      Another thing worth mentioning about LEDs Christmas lights is color temperature. Cool white and warm white sound like they’d correspond to daylight and tungsten, but they really don’t, so if color is critical, have fun. Also many LEDs have built in lenses, which results in a hotspot in front of it and a less intense diffuse light around it.

    2. 'smee Avatar
      ‘smee

      PWM will flicker intermittently, especially in video with an electronic shutter, or in camera: a harmonic ‘beat’ can occur, just like the old-time strobing effect of wagon wheels, resulting from the periodicity in the shutter, the pwm periodicity in the led, and the on-camera chip-scan period. (None of these processes are immediate or instantaneous…)

      The latter is also why DSLR video has a rolling shutter issue.

      So while the factual basis of the article is, indeed, horsepuckey of a particularly fine vintage, the effect is real!

    3. Pete Woods Avatar
      Pete Woods

      haha. This it what happens when you let your marketing people run-amok with your technology. Marketing people are good at making sh.t up and spouting meaningless techno-sounding-verbiage that only impress our uneducated plebeian. Certainly verbiage that would make an engineer cringe at every misspoken word. Judging by the video I’m guessing they got their “full wave” and “pulse wave” BS off the Christmas lights packaging, e.i. from the marketing dept.

  2. Ralph Hightower Avatar
    Ralph Hightower
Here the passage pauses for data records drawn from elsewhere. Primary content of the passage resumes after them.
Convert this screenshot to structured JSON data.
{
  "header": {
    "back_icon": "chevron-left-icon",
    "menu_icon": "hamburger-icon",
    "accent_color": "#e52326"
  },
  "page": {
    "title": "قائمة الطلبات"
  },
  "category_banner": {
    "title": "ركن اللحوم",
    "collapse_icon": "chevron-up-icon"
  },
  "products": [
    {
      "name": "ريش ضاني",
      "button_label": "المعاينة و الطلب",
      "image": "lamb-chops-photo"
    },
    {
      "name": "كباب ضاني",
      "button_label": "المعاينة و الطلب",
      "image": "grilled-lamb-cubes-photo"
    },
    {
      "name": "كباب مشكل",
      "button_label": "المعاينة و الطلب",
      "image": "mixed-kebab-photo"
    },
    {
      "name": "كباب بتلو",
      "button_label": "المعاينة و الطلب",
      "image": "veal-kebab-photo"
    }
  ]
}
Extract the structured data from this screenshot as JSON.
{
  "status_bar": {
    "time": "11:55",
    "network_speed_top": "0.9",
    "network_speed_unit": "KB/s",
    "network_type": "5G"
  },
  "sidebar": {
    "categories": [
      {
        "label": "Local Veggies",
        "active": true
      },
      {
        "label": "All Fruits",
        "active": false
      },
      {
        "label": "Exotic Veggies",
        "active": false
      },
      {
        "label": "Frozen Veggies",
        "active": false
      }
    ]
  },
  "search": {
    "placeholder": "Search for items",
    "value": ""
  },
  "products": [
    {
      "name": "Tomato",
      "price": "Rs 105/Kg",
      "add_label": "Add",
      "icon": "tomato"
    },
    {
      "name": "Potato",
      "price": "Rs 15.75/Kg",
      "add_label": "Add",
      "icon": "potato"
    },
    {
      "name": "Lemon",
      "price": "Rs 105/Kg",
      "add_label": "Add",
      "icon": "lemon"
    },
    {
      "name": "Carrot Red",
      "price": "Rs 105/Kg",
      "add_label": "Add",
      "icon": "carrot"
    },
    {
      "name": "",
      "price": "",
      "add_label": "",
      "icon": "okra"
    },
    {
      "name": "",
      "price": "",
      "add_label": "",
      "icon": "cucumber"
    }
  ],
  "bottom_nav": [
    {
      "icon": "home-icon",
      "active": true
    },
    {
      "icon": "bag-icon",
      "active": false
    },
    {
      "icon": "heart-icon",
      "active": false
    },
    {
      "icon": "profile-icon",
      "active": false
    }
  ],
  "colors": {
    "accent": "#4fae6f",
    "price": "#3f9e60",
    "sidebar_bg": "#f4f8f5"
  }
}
    The flash sync for my A-1 is 1/60; the flash sync for my F-1 is 1/90. But why use flash for Christmas lights?